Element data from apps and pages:
★ ★ ★ ★ ★
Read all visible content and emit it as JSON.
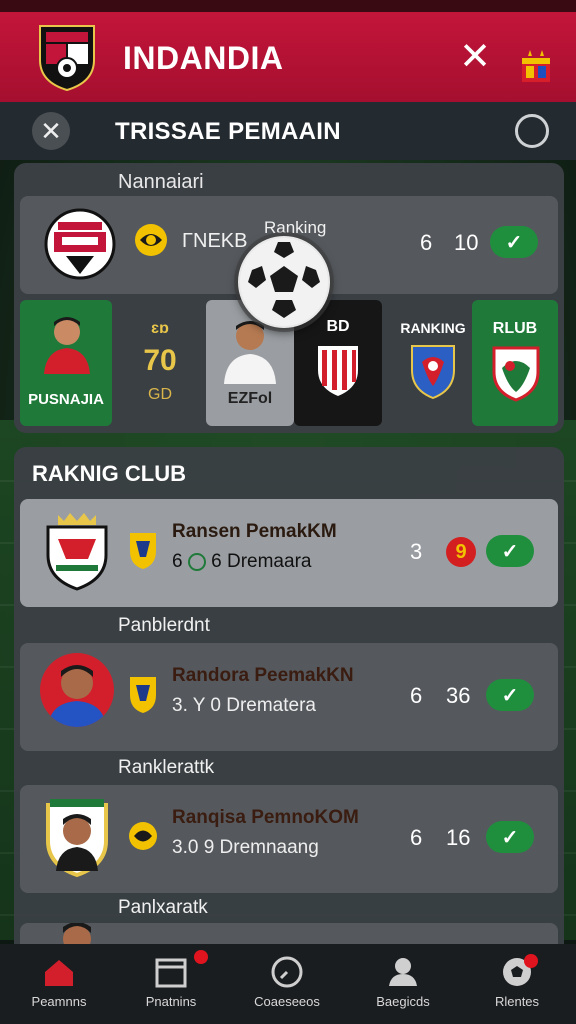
{
  "header": {
    "title": "INDANDIA",
    "close_icon": "close-icon",
    "flag_icon": "flag-icon",
    "bar_color": "#c3153a"
  },
  "subheader": {
    "title": "TRISSAE PEMAAIN",
    "back_icon": "close-icon",
    "menu_icon": "circle-icon"
  },
  "featured": {
    "label": "Nannaiari",
    "row": {
      "name": "ΓNEKB",
      "caption": "Ranking",
      "value_a": "6",
      "value_b": "10"
    },
    "tiles": {
      "player1_caption": "PUSNAJIA",
      "gold_top": "ɛɒ",
      "gold_value": "70",
      "gold_bottom": "GD",
      "player2_caption": "EZFol",
      "dark_label": "BD",
      "slate_label": "RANKING",
      "green_label": "RLUB"
    }
  },
  "ranking": {
    "title": "RAKNIG CLUB",
    "rows": [
      {
        "name": "Ransen PemakKM",
        "sub_left": "6",
        "sub_mid": "6 Dremaara",
        "n1": "3",
        "badge": "9"
      },
      {
        "name": "Randora PeemakKN",
        "sub": "3. Y 0  Drematera",
        "n1": "6",
        "n2": "36"
      },
      {
        "name": "Ranqisa PemnoKOM",
        "sub": "3.0 9  Dremnaang",
        "n1": "6",
        "n2": "16"
      }
    ],
    "group_labels": [
      "Panblerdnt",
      "Ranklerattk",
      "Panlxaratk"
    ]
  },
  "bottom_nav": [
    {
      "label": "Peamnns",
      "icon": "home-icon"
    },
    {
      "label": "Pnatnins",
      "icon": "calendar-icon"
    },
    {
      "label": "Coaeseeos",
      "icon": "clock-icon"
    },
    {
      "label": "Baegicds",
      "icon": "user-icon"
    },
    {
      "label": "Rlentes",
      "icon": "ball-icon"
    }
  ]
}
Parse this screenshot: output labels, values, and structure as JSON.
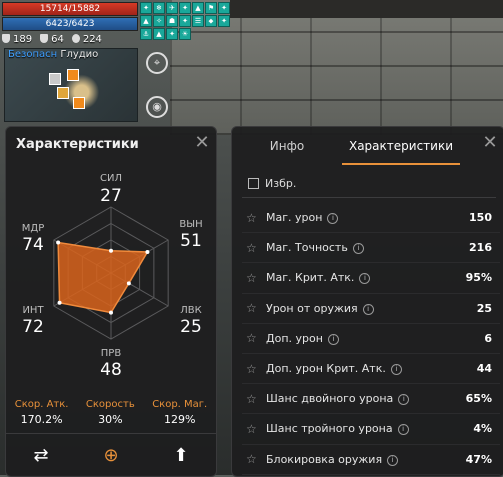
{
  "hud": {
    "hp": "15714/15882",
    "mp": "6423/6423",
    "counts": [
      "189",
      "64",
      "224"
    ],
    "buffs": [
      "✦",
      "❄",
      "✈",
      "✦",
      "▲",
      "⚑",
      "✦",
      "▲",
      "✧",
      "☗",
      "✦",
      "☰",
      "⬥",
      "✦",
      "⚓",
      "▲",
      "✦",
      "☀"
    ]
  },
  "minimap": {
    "safe": "Безопасн",
    "zone": "Глудио"
  },
  "left_panel": {
    "title": "Характеристики",
    "stats": {
      "str": {
        "label": "СИЛ",
        "value": "27"
      },
      "con": {
        "label": "ВЫН",
        "value": "51"
      },
      "dex": {
        "label": "ЛВК",
        "value": "25"
      },
      "wit": {
        "label": "ПРВ",
        "value": "48"
      },
      "int": {
        "label": "ИНТ",
        "value": "72"
      },
      "men": {
        "label": "МДР",
        "value": "74"
      }
    },
    "speeds": [
      {
        "label": "Скор. Атк.",
        "value": "170.2%"
      },
      {
        "label": "Скорость",
        "value": "30%"
      },
      {
        "label": "Скор. Маг.",
        "value": "129%"
      }
    ],
    "buttons": [
      "⇄",
      "⊕",
      "⬆"
    ]
  },
  "right_panel": {
    "tabs": [
      "Инфо",
      "Характеристики"
    ],
    "favorites": "Избр.",
    "rows": [
      {
        "name": "Маг. урон",
        "value": "150"
      },
      {
        "name": "Маг. Точность",
        "value": "216"
      },
      {
        "name": "Маг. Крит. Атк.",
        "value": "95%"
      },
      {
        "name": "Урон от оружия",
        "value": "25"
      },
      {
        "name": "Доп. урон",
        "value": "6"
      },
      {
        "name": "Доп. урон Крит. Атк.",
        "value": "44"
      },
      {
        "name": "Шанс двойного урона",
        "value": "65%"
      },
      {
        "name": "Шанс тройного урона",
        "value": "4%"
      },
      {
        "name": "Блокировка оружия",
        "value": "47%"
      }
    ]
  }
}
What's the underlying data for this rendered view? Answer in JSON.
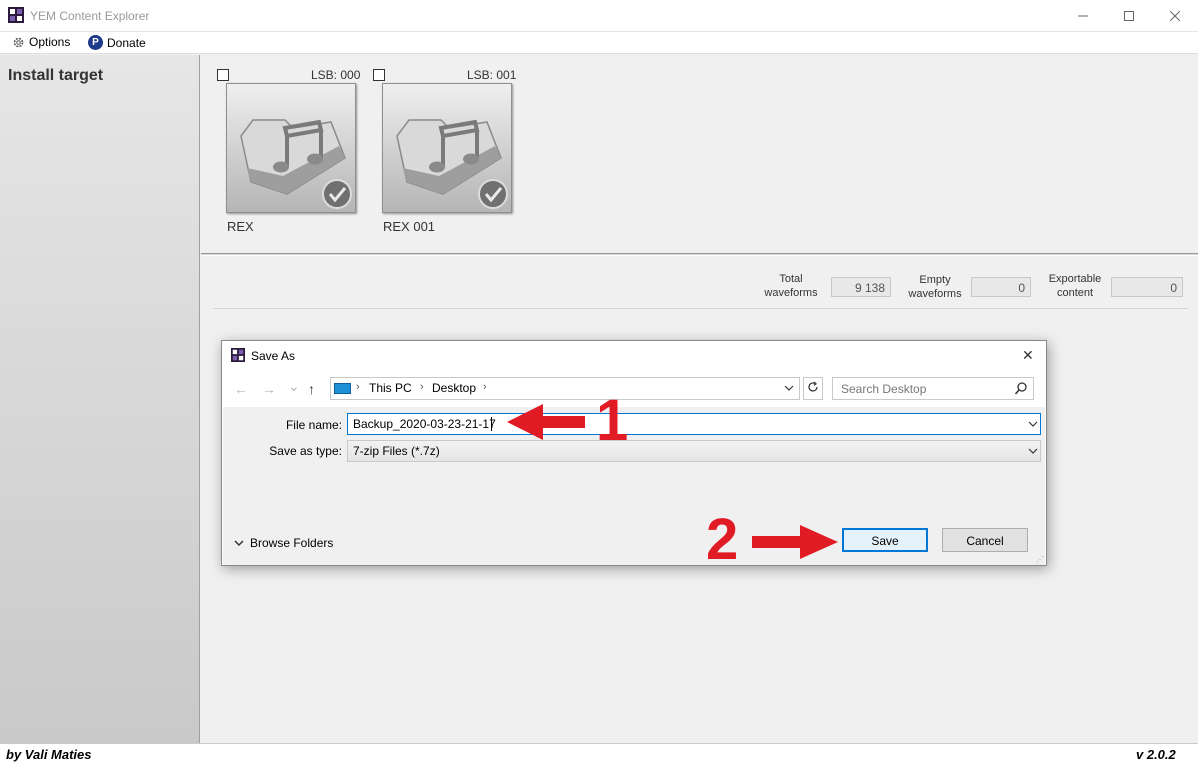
{
  "window": {
    "title": "YEM Content Explorer",
    "minimize_glyph": "—",
    "maximize_glyph": "☐",
    "close_glyph": "✕"
  },
  "menu": {
    "options": "Options",
    "donate": "Donate",
    "options_icon": "gear-icon",
    "donate_icon": "paypal-icon",
    "donate_badge": "P"
  },
  "sidebar": {
    "heading": "Install target"
  },
  "devices": [
    {
      "lsb": "LSB: 000",
      "name": "REX",
      "checked": false
    },
    {
      "lsb": "LSB: 001",
      "name": "REX 001",
      "checked": false
    }
  ],
  "stats": [
    {
      "label_line1": "Total",
      "label_line2": "waveforms",
      "value": "9 138"
    },
    {
      "label_line1": "Empty",
      "label_line2": "waveforms",
      "value": "0"
    },
    {
      "label_line1": "Exportable",
      "label_line2": "content",
      "value": "0"
    }
  ],
  "dialog": {
    "title": "Save As",
    "close_glyph": "✕",
    "nav": {
      "back": "←",
      "forward": "→",
      "recent": "⌄",
      "up": "↑"
    },
    "breadcrumb": [
      "This PC",
      "Desktop"
    ],
    "search_placeholder": "Search Desktop",
    "file_name_label": "File name:",
    "file_name_value": "Backup_2020-03-23-21-17",
    "save_type_label": "Save as type:",
    "save_type_value": "7-zip Files (*.7z)",
    "browse_folders": "Browse Folders",
    "save_button": "Save",
    "cancel_button": "Cancel"
  },
  "annotations": {
    "step1": "1",
    "step2": "2",
    "color": "#e01b24"
  },
  "footer": {
    "credit": "by Vali Maties",
    "version": "v 2.0.2"
  }
}
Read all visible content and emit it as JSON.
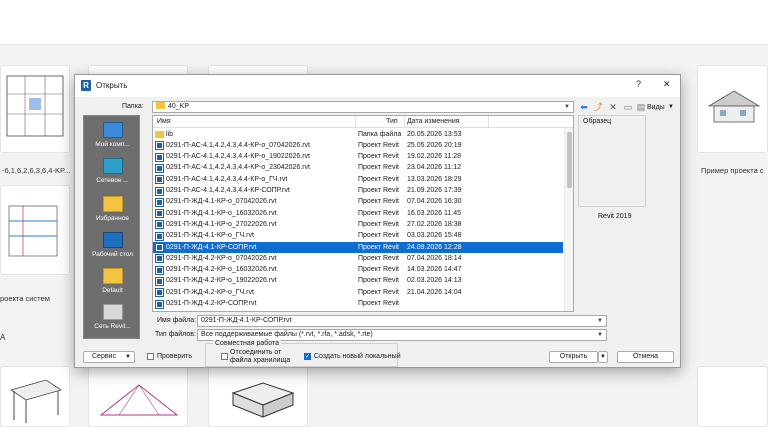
{
  "background": {
    "cards": [
      {
        "caption": "-6,1,6,2,6,3,6,4-KP..."
      },
      {
        "caption": "Пример проекта с"
      },
      {
        "caption": "роекта систем"
      }
    ],
    "section_label": "A"
  },
  "dialog": {
    "title": "Открыть",
    "help": "?",
    "close": "✕",
    "folder_label": "Папка:",
    "folder_value": "40_KP",
    "views_label": "Виды",
    "places": [
      {
        "label": "Мой комп..."
      },
      {
        "label": "Сетевое ..."
      },
      {
        "label": "Избранное"
      },
      {
        "label": "Рабочий стол"
      },
      {
        "label": "Default"
      },
      {
        "label": "Сеть Revit..."
      }
    ],
    "columns": {
      "name": "Имя",
      "type": "Тип",
      "date": "Дата изменения"
    },
    "files": [
      {
        "name": "lib",
        "type": "Папка файла",
        "date": "20.05.2026 13:53",
        "icon": "folder",
        "selected": false
      },
      {
        "name": "0291-П-АС-4.1,4.2,4.3,4.4-КР-о_07042026.rvt",
        "type": "Проект Revit",
        "date": "25.05.2026 20:19",
        "icon": "revit",
        "selected": false
      },
      {
        "name": "0291-П-АС-4.1,4.2,4.3,4.4-КР-о_19022026.rvt",
        "type": "Проект Revit",
        "date": "19.02.2026 11:28",
        "icon": "revit",
        "selected": false
      },
      {
        "name": "0291-П-АС-4.1,4.2,4.3,4.4-КР-о_23042026.rvt",
        "type": "Проект Revit",
        "date": "23.04.2026 11:12",
        "icon": "revit",
        "selected": false
      },
      {
        "name": "0291-П-АС-4.1,4.2,4.3,4.4-КР-о_ГЧ.rvt",
        "type": "Проект Revit",
        "date": "13.03.2026 18:29",
        "icon": "revit",
        "selected": false
      },
      {
        "name": "0291-П-АС-4.1,4.2,4.3,4.4-КР-СОПР.rvt",
        "type": "Проект Revit",
        "date": "21.09.2026 17:39",
        "icon": "revit",
        "selected": false
      },
      {
        "name": "0291-П-ЖД-4.1-КР-о_07042026.rvt",
        "type": "Проект Revit",
        "date": "07.04.2026 16:30",
        "icon": "revit",
        "selected": false
      },
      {
        "name": "0291-П-ЖД-4.1-КР-о_16032026.rvt",
        "type": "Проект Revit",
        "date": "16.03.2026 11:45",
        "icon": "revit",
        "selected": false
      },
      {
        "name": "0291-П-ЖД-4.1-КР-о_27022026.rvt",
        "type": "Проект Revit",
        "date": "27.02.2026 18:38",
        "icon": "revit",
        "selected": false
      },
      {
        "name": "0291-П-ЖД-4.1-КР-о_ГЧ.rvt",
        "type": "Проект Revit",
        "date": "03.03.2026 15:48",
        "icon": "revit",
        "selected": false
      },
      {
        "name": "0291-П-ЖД-4.1-КР-СОПР.rvt",
        "type": "Проект Revit",
        "date": "24.09.2026 12:28",
        "icon": "revit",
        "selected": true
      },
      {
        "name": "0291-П-ЖД-4.2-КР-о_07042026.rvt",
        "type": "Проект Revit",
        "date": "07.04.2026 18:14",
        "icon": "revit",
        "selected": false
      },
      {
        "name": "0291-П-ЖД-4.2-КР-о_16032026.rvt",
        "type": "Проект Revit",
        "date": "14.03.2026 14:47",
        "icon": "revit",
        "selected": false
      },
      {
        "name": "0291-П-ЖД-4.2-КР-о_19022026.rvt",
        "type": "Проект Revit",
        "date": "02.03.2026 14:13",
        "icon": "revit",
        "selected": false
      },
      {
        "name": "0291-П-ЖД-4.2-КР-о_ГЧ.rvt",
        "type": "Проект Revit",
        "date": "21.04.2026 14:04",
        "icon": "revit",
        "selected": false
      },
      {
        "name": "0291-П-ЖД-4.2-КР-СОПР.rvt",
        "type": "Проект Revit",
        "date": "",
        "icon": "revit",
        "selected": false
      }
    ],
    "preview_label": "Образец",
    "preview_version": "Revit 2019",
    "filename_label": "Имя файла:",
    "filename_value": "0291-П-ЖД-4.1-КР-СОПР.rvt",
    "filetype_label": "Тип файлов:",
    "filetype_value": "Все поддерживаемые файлы (*.rvt, *.rfa, *.adsk, *.rte)",
    "service_button": "Сервис",
    "check_label": "Проверить",
    "worksharing_title": "Совместная работа",
    "detach_label": "Отсоединить от файла хранилища",
    "create_local_label": "Создать новый локальный",
    "open_button": "Открыть",
    "cancel_button": "Отмена"
  },
  "colors": {
    "selection": "#0f6dd1",
    "revit_icon": "#1f5fa8",
    "folder": "#f3c343"
  }
}
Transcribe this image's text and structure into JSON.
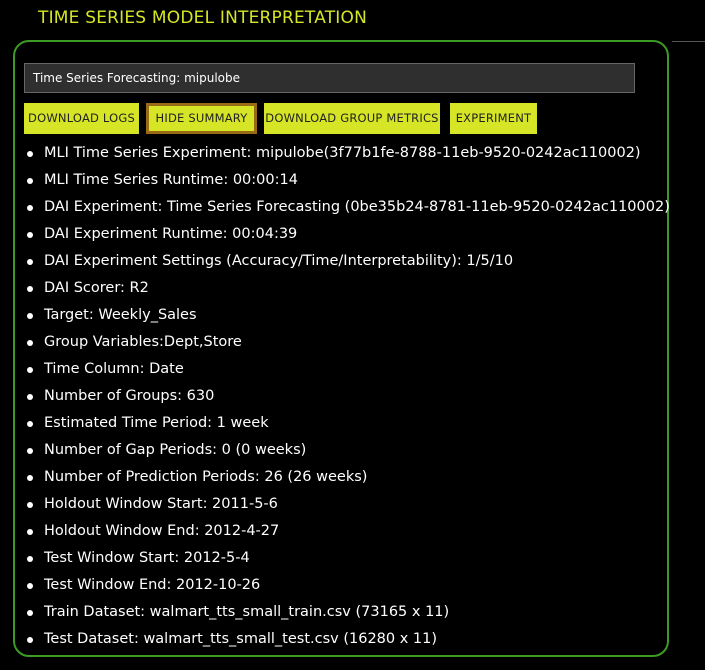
{
  "page": {
    "title": "TIME SERIES MODEL INTERPRETATION"
  },
  "experiment_field": {
    "value": "Time Series Forecasting: mipulobe"
  },
  "toolbar": {
    "download_logs": "DOWNLOAD LOGS",
    "hide_summary": "HIDE SUMMARY",
    "download_group_metrics": "DOWNLOAD GROUP METRICS",
    "experiment": "EXPERIMENT"
  },
  "summary": {
    "items": [
      "MLI Time Series Experiment: mipulobe(3f77b1fe-8788-11eb-9520-0242ac110002)",
      "MLI Time Series Runtime: 00:00:14",
      "DAI Experiment: Time Series Forecasting (0be35b24-8781-11eb-9520-0242ac110002)",
      "DAI Experiment Runtime: 00:04:39",
      "DAI Experiment Settings (Accuracy/Time/Interpretability): 1/5/10",
      "DAI Scorer: R2",
      "Target: Weekly_Sales",
      "Group Variables:Dept,Store",
      "Time Column: Date",
      "Number of Groups: 630",
      "Estimated Time Period: 1 week",
      "Number of Gap Periods: 0 (0 weeks)",
      "Number of Prediction Periods: 26 (26 weeks)",
      "Holdout Window Start: 2011-5-6",
      "Holdout Window End: 2012-4-27",
      "Test Window Start: 2012-5-4",
      "Test Window End: 2012-10-26",
      "Train Dataset: walmart_tts_small_train.csv (73165 x 11)",
      "Test Dataset: walmart_tts_small_test.csv (16280 x 11)"
    ]
  },
  "colors": {
    "accent": "#d6e626",
    "panel_border": "#3d9a24",
    "active_button_border": "#9a6b15",
    "background": "#000000"
  }
}
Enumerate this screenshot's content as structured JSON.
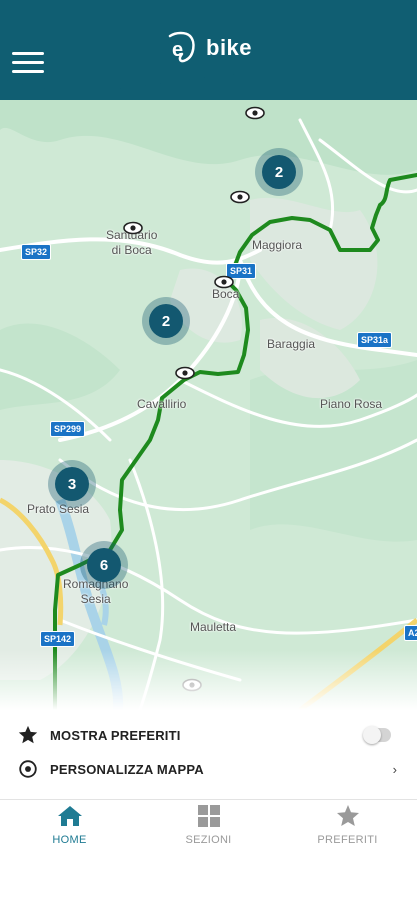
{
  "header": {
    "logo_letter": "e",
    "logo_text": "bike",
    "bg_color": "#105e72"
  },
  "map": {
    "places": [
      {
        "id": "santuario",
        "label": "Santuario\ndi Boca"
      },
      {
        "id": "maggiora",
        "label": "Maggiora"
      },
      {
        "id": "boca",
        "label": "Boca"
      },
      {
        "id": "baraggia",
        "label": "Baraggia"
      },
      {
        "id": "cavallirio",
        "label": "Cavallirio"
      },
      {
        "id": "piano-rosa",
        "label": "Piano Rosa"
      },
      {
        "id": "prato-sesia",
        "label": "Prato Sesia"
      },
      {
        "id": "romagnano",
        "label": "Romagnano\nSesia"
      },
      {
        "id": "mauletta",
        "label": "Mauletta"
      }
    ],
    "roads": [
      "SP32",
      "SP31",
      "SP31a",
      "SP299",
      "SP142",
      "A2"
    ],
    "clusters": [
      {
        "id": "top",
        "count": "2"
      },
      {
        "id": "mid",
        "count": "2"
      },
      {
        "id": "left",
        "count": "3"
      },
      {
        "id": "bottom",
        "count": "6"
      }
    ],
    "route_color": "#1e8a1e",
    "cluster_color": "#135870"
  },
  "options": {
    "favorites_label": "MOSTRA PREFERITI",
    "favorites_toggle": false,
    "customize_label": "PERSONALIZZA MAPPA",
    "customize_chevron": "›"
  },
  "tabs": [
    {
      "label": "HOME",
      "icon": "home-icon",
      "active": true
    },
    {
      "label": "SEZIONI",
      "icon": "grid-icon",
      "active": false
    },
    {
      "label": "PREFERITI",
      "icon": "star-icon",
      "active": false
    }
  ],
  "colors": {
    "accent": "#1f7b93",
    "inactive": "#9a9a9a"
  }
}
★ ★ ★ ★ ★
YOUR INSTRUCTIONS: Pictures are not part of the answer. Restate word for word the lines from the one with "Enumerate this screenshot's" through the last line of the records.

RESPONSE AREA:
Enumerate this screenshot's content as structured JSON.
{
  "header": {
    "logo_letter": "e",
    "logo_text": "bike",
    "bg_color": "#105e72"
  },
  "map": {
    "places": [
      {
        "id": "santuario",
        "label": "Santuario\ndi Boca"
      },
      {
        "id": "maggiora",
        "label": "Maggiora"
      },
      {
        "id": "boca",
        "label": "Boca"
      },
      {
        "id": "baraggia",
        "label": "Baraggia"
      },
      {
        "id": "cavallirio",
        "label": "Cavallirio"
      },
      {
        "id": "piano-rosa",
        "label": "Piano Rosa"
      },
      {
        "id": "prato-sesia",
        "label": "Prato Sesia"
      },
      {
        "id": "romagnano",
        "label": "Romagnano\nSesia"
      },
      {
        "id": "mauletta",
        "label": "Mauletta"
      }
    ],
    "roads": [
      "SP32",
      "SP31",
      "SP31a",
      "SP299",
      "SP142",
      "A2"
    ],
    "clusters": [
      {
        "id": "top",
        "count": "2"
      },
      {
        "id": "mid",
        "count": "2"
      },
      {
        "id": "left",
        "count": "3"
      },
      {
        "id": "bottom",
        "count": "6"
      }
    ],
    "route_color": "#1e8a1e",
    "cluster_color": "#135870"
  },
  "options": {
    "favorites_label": "MOSTRA PREFERITI",
    "favorites_toggle": false,
    "customize_label": "PERSONALIZZA MAPPA",
    "customize_chevron": "›"
  },
  "tabs": [
    {
      "label": "HOME",
      "icon": "home-icon",
      "active": true
    },
    {
      "label": "SEZIONI",
      "icon": "grid-icon",
      "active": false
    },
    {
      "label": "PREFERITI",
      "icon": "star-icon",
      "active": false
    }
  ],
  "colors": {
    "accent": "#1f7b93",
    "inactive": "#9a9a9a"
  }
}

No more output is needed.